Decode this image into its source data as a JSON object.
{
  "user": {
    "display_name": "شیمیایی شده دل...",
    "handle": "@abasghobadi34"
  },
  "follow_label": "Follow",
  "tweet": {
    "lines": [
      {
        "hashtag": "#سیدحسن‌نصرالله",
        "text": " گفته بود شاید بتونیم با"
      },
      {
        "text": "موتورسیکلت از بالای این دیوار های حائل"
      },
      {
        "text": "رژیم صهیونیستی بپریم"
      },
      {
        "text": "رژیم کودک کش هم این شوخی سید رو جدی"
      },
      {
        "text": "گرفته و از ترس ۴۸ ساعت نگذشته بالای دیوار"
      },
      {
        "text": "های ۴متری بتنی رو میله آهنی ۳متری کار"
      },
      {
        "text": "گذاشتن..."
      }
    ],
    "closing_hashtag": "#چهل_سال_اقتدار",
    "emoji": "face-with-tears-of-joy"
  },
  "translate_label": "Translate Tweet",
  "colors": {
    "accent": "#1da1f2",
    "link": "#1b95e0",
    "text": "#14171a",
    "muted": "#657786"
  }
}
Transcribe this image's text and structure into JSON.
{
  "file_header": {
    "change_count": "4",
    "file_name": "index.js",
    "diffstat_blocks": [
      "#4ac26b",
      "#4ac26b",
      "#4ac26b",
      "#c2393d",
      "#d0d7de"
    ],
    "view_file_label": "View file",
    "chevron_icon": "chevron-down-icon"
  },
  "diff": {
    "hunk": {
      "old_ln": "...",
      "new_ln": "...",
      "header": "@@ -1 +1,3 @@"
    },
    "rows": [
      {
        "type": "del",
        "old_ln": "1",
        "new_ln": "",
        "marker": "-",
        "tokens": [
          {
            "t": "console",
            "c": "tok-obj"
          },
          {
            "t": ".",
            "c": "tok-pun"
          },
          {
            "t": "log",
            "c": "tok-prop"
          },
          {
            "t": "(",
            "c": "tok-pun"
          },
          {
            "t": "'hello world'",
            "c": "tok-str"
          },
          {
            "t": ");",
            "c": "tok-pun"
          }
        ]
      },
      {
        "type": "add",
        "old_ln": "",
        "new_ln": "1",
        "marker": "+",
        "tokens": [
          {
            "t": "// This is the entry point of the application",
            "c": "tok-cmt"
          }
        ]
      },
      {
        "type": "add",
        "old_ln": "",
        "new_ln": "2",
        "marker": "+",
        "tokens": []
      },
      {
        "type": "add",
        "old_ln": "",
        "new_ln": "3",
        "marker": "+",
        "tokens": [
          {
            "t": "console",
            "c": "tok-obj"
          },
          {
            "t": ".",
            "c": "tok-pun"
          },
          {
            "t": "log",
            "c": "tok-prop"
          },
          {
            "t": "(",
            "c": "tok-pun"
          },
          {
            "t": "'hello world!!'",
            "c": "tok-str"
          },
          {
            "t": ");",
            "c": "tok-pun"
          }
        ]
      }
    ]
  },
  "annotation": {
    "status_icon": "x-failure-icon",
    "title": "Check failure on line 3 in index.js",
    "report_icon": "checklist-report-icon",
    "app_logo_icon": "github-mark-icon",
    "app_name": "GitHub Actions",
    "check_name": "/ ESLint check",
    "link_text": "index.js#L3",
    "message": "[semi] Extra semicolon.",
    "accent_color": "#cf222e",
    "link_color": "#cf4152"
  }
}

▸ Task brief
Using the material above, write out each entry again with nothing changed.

▸ Reply
Decode this image into its source data as a JSON object.
{
  "user": {
    "display_name": "شیمیایی شده دل...",
    "handle": "@abasghobadi34"
  },
  "follow_label": "Follow",
  "tweet": {
    "lines": [
      {
        "hashtag": "#سیدحسن‌نصرالله",
        "text": " گفته بود شاید بتونیم با"
      },
      {
        "text": "موتورسیکلت از بالای این دیوار های حائل"
      },
      {
        "text": "رژیم صهیونیستی بپریم"
      },
      {
        "text": "رژیم کودک کش هم این شوخی سید رو جدی"
      },
      {
        "text": "گرفته و از ترس ۴۸ ساعت نگذشته بالای دیوار"
      },
      {
        "text": "های ۴متری بتنی رو میله آهنی ۳متری کار"
      },
      {
        "text": "گذاشتن..."
      }
    ],
    "closing_hashtag": "#چهل_سال_اقتدار",
    "emoji": "face-with-tears-of-joy"
  },
  "translate_label": "Translate Tweet",
  "colors": {
    "accent": "#1da1f2",
    "link": "#1b95e0",
    "text": "#14171a",
    "muted": "#657786"
  }
}
Transcribe this image's text and structure into JSON.
{
  "file_header": {
    "change_count": "4",
    "file_name": "index.js",
    "diffstat_blocks": [
      "#4ac26b",
      "#4ac26b",
      "#4ac26b",
      "#c2393d",
      "#d0d7de"
    ],
    "view_file_label": "View file",
    "chevron_icon": "chevron-down-icon"
  },
  "diff": {
    "hunk": {
      "old_ln": "...",
      "new_ln": "...",
      "header": "@@ -1 +1,3 @@"
    },
    "rows": [
      {
        "type": "del",
        "old_ln": "1",
        "new_ln": "",
        "marker": "-",
        "tokens": [
          {
            "t": "console",
            "c": "tok-obj"
          },
          {
            "t": ".",
            "c": "tok-pun"
          },
          {
            "t": "log",
            "c": "tok-prop"
          },
          {
            "t": "(",
            "c": "tok-pun"
          },
          {
            "t": "'hello world'",
            "c": "tok-str"
          },
          {
            "t": ");",
            "c": "tok-pun"
          }
        ]
      },
      {
        "type": "add",
        "old_ln": "",
        "new_ln": "1",
        "marker": "+",
        "tokens": [
          {
            "t": "// This is the entry point of the application",
            "c": "tok-cmt"
          }
        ]
      },
      {
        "type": "add",
        "old_ln": "",
        "new_ln": "2",
        "marker": "+",
        "tokens": []
      },
      {
        "type": "add",
        "old_ln": "",
        "new_ln": "3",
        "marker": "+",
        "tokens": [
          {
            "t": "console",
            "c": "tok-obj"
          },
          {
            "t": ".",
            "c": "tok-pun"
          },
          {
            "t": "log",
            "c": "tok-prop"
          },
          {
            "t": "(",
            "c": "tok-pun"
          },
          {
            "t": "'hello world!!'",
            "c": "tok-str"
          },
          {
            "t": ");",
            "c": "tok-pun"
          }
        ]
      }
    ]
  },
  "annotation": {
    "status_icon": "x-failure-icon",
    "title": "Check failure on line 3 in index.js",
    "report_icon": "checklist-report-icon",
    "app_logo_icon": "github-mark-icon",
    "app_name": "GitHub Actions",
    "check_name": "/ ESLint check",
    "link_text": "index.js#L3",
    "message": "[semi] Extra semicolon.",
    "accent_color": "#cf222e",
    "link_color": "#cf4152"
  }
}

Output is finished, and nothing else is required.